the women wearing pants, as this was never done in Latvia. Within a
month she had acquired a pair of her own as a barrier against some
of the worst biting insects on Earth.
She spent two years
in a strict-regime gulag near Kansk, incarcerated with criminals,
sawing cedar logs. In 1949, a new law for political exiles came into
force extending the period of her sentence. Not long after, she
received word that she would never be allowed to return to Latvia.
descriptions were short on detail, and there were certain things of
which she would not speak. But, along the way, perhaps in a transit
camp, she met Martins Gutmans, another Latvian. There was no romance
as such, just an agreement that life would be easier if they
functioned as a team. Released from prison, they were required to
join a farming collective in the village of Verhne-Imbadsk in the
far North. While Martins hunted, Marija hand-milked cows from dusk
Though a Latvian
speaker, Martins had never been to Latvia. His birthplace was Lejas
Bulana and, when the political climate eased, he asked Marija to
return there with him. Having abandoned hope of ever reuniting with
her husband and children, she agreed. It was not Latvia, but there
were Latvians there and she could start again.
She did not bother
getting a divorce (such details were not relevant in the Siberia of
the time) and they married, arriving in the village in 1962. Marija
has lived there ever since, cementing her place in the little
community where she is known as Marijas Tante (Aunt Maria). She
raised two more children - Elvira and Vilis, who has disappeared
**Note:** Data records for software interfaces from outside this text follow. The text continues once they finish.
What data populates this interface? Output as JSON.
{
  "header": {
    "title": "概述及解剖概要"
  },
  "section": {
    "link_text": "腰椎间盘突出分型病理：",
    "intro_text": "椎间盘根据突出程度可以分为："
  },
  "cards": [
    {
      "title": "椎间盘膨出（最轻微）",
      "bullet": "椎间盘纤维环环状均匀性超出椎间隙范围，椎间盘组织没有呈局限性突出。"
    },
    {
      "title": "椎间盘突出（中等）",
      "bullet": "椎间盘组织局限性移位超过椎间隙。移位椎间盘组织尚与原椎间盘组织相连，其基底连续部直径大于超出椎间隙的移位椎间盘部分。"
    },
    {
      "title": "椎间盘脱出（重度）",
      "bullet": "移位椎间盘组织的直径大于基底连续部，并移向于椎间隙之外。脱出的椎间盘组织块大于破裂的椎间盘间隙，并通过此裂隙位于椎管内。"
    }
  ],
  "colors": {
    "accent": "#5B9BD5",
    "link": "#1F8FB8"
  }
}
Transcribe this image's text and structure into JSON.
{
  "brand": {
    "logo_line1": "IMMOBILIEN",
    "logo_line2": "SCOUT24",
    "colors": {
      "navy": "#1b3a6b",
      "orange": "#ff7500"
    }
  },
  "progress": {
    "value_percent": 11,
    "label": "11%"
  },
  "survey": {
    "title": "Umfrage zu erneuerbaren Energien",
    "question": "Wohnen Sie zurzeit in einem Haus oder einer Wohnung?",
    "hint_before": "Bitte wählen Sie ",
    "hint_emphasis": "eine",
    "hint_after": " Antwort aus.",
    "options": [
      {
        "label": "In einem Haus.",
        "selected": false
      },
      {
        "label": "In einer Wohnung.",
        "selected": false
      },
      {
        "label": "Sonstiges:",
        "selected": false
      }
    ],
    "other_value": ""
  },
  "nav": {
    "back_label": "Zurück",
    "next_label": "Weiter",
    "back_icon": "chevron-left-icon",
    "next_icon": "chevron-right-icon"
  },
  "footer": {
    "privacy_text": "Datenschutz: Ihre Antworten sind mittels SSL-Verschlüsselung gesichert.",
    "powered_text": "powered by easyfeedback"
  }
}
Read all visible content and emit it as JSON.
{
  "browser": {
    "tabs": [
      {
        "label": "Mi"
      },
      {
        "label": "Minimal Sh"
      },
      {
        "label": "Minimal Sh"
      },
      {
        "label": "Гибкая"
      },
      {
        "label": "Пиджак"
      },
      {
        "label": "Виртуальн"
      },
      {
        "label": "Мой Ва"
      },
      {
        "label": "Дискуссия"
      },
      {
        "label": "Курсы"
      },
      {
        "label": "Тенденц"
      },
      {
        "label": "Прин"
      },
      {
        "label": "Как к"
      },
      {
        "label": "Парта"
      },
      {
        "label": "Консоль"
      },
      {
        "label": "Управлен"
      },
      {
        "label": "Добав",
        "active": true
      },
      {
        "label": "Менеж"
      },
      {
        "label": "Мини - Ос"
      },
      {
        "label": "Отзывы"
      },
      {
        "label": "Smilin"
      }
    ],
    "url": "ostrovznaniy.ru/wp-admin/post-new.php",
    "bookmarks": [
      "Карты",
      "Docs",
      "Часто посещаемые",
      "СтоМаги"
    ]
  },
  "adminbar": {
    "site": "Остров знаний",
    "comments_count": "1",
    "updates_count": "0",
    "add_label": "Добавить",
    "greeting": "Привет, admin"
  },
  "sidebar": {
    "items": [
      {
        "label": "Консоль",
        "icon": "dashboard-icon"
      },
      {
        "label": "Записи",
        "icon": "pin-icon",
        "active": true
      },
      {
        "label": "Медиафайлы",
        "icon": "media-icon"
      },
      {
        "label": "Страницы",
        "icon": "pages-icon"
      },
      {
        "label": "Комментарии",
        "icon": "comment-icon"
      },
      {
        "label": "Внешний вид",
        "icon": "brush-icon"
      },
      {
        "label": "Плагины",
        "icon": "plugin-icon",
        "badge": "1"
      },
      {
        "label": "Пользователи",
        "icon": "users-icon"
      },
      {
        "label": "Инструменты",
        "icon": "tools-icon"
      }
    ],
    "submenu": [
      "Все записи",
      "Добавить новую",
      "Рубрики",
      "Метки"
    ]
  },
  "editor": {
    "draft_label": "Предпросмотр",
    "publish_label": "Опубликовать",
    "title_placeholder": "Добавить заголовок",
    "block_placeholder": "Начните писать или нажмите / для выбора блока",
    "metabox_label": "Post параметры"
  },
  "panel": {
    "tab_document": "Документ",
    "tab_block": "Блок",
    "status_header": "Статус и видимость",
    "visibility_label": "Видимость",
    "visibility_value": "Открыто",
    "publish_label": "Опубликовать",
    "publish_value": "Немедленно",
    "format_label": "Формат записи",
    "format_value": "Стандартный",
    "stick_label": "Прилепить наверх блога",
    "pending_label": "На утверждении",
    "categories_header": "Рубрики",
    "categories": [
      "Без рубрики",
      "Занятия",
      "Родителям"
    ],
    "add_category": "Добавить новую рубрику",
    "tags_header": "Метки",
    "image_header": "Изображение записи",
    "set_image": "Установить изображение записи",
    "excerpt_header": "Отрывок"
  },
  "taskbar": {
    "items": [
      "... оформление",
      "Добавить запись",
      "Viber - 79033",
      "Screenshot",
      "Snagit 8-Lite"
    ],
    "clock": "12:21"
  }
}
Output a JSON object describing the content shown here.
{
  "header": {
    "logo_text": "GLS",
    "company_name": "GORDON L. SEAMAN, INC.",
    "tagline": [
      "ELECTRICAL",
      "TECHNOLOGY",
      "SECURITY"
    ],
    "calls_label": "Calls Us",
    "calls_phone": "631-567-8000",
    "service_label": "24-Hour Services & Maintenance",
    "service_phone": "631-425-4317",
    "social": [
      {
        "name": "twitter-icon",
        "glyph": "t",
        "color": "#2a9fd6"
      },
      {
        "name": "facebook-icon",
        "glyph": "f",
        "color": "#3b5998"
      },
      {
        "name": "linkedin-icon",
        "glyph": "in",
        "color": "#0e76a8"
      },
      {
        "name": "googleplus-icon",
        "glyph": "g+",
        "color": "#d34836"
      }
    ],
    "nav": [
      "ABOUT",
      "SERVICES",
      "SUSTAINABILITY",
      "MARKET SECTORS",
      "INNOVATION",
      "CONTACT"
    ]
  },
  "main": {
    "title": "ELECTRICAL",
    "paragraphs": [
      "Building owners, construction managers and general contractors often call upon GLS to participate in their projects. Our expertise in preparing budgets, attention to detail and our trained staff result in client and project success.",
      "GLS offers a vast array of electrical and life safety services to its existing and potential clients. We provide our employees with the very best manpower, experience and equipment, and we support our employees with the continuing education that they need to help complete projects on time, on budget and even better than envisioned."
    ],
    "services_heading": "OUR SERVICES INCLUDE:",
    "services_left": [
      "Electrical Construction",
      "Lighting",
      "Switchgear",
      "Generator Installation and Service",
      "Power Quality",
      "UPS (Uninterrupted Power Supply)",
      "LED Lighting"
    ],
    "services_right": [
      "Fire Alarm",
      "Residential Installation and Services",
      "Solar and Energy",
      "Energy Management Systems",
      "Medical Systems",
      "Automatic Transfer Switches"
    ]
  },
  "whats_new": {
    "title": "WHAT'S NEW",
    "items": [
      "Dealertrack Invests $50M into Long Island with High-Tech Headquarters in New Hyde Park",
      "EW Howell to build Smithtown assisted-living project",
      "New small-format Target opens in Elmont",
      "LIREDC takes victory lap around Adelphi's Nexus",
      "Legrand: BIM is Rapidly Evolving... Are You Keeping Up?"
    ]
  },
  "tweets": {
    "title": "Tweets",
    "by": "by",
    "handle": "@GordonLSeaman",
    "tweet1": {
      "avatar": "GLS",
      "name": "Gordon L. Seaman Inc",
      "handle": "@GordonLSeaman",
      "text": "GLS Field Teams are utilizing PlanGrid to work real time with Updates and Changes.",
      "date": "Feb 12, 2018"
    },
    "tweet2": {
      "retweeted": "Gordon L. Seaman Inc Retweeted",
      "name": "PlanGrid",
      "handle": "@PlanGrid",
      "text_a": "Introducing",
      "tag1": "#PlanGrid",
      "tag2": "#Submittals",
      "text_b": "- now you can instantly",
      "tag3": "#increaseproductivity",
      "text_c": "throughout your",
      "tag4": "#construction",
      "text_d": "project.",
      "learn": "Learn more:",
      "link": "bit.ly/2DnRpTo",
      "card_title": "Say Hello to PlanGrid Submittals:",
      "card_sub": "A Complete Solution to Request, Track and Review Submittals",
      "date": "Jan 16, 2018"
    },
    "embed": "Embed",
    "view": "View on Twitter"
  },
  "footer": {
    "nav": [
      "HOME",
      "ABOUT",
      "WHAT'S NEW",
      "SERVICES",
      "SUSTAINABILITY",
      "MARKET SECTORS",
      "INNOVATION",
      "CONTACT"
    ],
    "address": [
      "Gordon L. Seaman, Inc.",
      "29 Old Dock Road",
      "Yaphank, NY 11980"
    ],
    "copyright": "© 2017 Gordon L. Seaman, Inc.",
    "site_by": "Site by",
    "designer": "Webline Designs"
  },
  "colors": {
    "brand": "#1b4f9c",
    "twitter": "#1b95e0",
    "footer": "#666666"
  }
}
among the oil fields of Yakutia. Martins died 10 years ago.
Lejas Bulana left
an indelible impression on me. The cracking of distant lightning in
vast purple skies. The sudden storm that broke up a fine day and the
plague of tiny frogs that followed.
The line between
heaven and hell is blurred there; in my photographs of lush forests
and wildflower fields you don't see the hosts of vicious insects. I
remember Marija polishing a red apple we gave her as if it were a
precious oversized jewel. I remember searching for a place to empty
an ashtray and Marija warning me never to throw anything away after
The extremes of the
environment are mirrored in the human heart; there is cruelty and
caring in equal measure. It was hard for me to really grasp the
horror of what Marija must have been through. That she remains
good-humoured and kind is a testament to human nature.
She asked if I
would ever return to Bulana and I was uncertain how to answer. If
you do, she said, be sure to visit my grave. I doubted she was being
morbid, just Siberian. I recalled the overgrown cemetery with its
rusted crosses and plastic flowers, the stands of birch trees, the
river and the hills, and told her I would try.